“The problem has been the two expansion teams, the Rebels and the Force.

“Unfortunately both of those teams take all of their players from Sydney, Brisbane or Canberra because they’re not rugby strongholds.

“To think about axing the Brumbies … that would be cutting off your nose to spite your face.”

He added on how things were during his time in Canberra: “As the Brumbies became more successful, we were the biggest sporting team in Canberra.

“In my last season there, we were averaging [crowds of] 18,000 per home game.

“We changed the way rugby was played for a while. The Brumbies were the team that set a different style around the world, and to say you’re going to cut a team that’s had that much influence in rugby … it’s crazy.”

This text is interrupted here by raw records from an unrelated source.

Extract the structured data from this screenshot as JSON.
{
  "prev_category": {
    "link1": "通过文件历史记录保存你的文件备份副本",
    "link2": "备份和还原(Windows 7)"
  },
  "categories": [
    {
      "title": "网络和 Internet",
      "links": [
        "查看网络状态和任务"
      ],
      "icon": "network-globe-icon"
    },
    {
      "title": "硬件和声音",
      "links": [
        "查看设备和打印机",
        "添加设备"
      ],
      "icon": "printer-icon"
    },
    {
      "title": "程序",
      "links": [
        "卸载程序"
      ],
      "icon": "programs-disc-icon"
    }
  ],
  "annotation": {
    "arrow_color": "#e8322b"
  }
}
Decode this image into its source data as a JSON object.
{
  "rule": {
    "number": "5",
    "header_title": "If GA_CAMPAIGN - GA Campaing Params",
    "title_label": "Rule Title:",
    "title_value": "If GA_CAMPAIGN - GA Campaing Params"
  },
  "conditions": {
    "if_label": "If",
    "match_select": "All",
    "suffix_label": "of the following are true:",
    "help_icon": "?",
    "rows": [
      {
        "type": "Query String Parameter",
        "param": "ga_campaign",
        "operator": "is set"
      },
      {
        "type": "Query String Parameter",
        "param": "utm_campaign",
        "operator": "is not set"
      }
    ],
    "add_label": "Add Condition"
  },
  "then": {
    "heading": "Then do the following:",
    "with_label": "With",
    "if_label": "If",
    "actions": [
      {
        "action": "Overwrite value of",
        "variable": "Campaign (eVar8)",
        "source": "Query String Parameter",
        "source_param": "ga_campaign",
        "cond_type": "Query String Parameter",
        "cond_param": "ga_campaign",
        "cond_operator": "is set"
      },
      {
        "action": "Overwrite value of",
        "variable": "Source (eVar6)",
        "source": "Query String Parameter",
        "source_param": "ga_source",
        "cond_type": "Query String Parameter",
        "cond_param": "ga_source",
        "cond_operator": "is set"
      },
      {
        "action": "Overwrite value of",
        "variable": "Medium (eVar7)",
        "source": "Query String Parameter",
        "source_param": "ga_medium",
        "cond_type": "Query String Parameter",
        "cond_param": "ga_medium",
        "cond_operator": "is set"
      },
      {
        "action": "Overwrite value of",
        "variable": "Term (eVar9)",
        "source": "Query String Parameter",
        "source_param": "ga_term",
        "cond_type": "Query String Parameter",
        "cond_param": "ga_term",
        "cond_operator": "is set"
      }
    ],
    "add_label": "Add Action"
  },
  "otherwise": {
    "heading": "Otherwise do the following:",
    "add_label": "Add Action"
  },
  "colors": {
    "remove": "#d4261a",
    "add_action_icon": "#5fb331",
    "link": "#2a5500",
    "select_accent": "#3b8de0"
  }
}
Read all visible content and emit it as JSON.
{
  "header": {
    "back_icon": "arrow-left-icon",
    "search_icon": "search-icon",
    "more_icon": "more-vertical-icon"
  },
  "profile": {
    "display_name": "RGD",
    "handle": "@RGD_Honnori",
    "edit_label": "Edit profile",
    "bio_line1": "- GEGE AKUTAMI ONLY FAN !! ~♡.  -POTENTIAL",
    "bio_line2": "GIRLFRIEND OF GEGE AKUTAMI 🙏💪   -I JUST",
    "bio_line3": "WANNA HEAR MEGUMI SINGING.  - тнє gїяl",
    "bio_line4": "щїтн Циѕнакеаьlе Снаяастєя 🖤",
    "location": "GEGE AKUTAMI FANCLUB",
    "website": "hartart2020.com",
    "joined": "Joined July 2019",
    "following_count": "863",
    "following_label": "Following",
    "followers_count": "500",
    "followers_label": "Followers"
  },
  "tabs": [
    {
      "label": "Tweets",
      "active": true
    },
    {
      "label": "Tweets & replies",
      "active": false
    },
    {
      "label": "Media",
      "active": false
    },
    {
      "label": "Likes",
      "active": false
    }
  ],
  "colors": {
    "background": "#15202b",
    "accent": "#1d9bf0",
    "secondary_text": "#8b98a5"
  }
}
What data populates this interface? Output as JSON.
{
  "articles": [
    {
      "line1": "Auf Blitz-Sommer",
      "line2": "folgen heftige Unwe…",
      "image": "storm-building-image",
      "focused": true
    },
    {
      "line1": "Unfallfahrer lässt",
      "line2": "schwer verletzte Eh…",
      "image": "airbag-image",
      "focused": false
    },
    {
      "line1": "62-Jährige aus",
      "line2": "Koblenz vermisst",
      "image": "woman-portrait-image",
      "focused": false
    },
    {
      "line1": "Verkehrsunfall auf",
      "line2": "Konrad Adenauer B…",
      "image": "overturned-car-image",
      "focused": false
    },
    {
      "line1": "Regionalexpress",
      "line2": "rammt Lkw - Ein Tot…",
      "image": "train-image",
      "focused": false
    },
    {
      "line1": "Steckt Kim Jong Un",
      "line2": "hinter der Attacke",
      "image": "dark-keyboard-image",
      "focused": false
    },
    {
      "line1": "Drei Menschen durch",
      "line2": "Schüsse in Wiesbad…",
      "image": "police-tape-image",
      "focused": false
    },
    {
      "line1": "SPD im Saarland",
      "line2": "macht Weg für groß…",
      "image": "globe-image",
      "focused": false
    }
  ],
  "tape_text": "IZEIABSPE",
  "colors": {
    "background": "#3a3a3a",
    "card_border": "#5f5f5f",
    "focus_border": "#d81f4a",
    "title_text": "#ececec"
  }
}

Jones was in agreement when asked if Super Rugby needed to make changes to its structure, saying increasing the number of teams hasn’t helped the competition.

“I think it’s lost its way,” he said.

“It’s become too diluted. The great thing about Super Rugby when it was ‘Super 12’ was that it was the best players against the best players and the quality was so high.

“Now because there are extra teams – Argentina, Japan, Australia has five and South Africa has six – it has diluted the standard of play.

“It has definitely affected rugby’s popularity. Back then anyone could beat anyone, but now there are too many games you know the result of before the kick-off.

“The introduction of the Force and the Rebels was designed to increase the depth of the Wallabies. You’d have to say that objective has been marginal in success.

“Yes, more players have had opportunities. But I don’t know whether it’s discovered more Wallabies.

“I believe Australian rugby should go back to three teams and if they want to keep Perth going, then set up the next level to keep developing players.”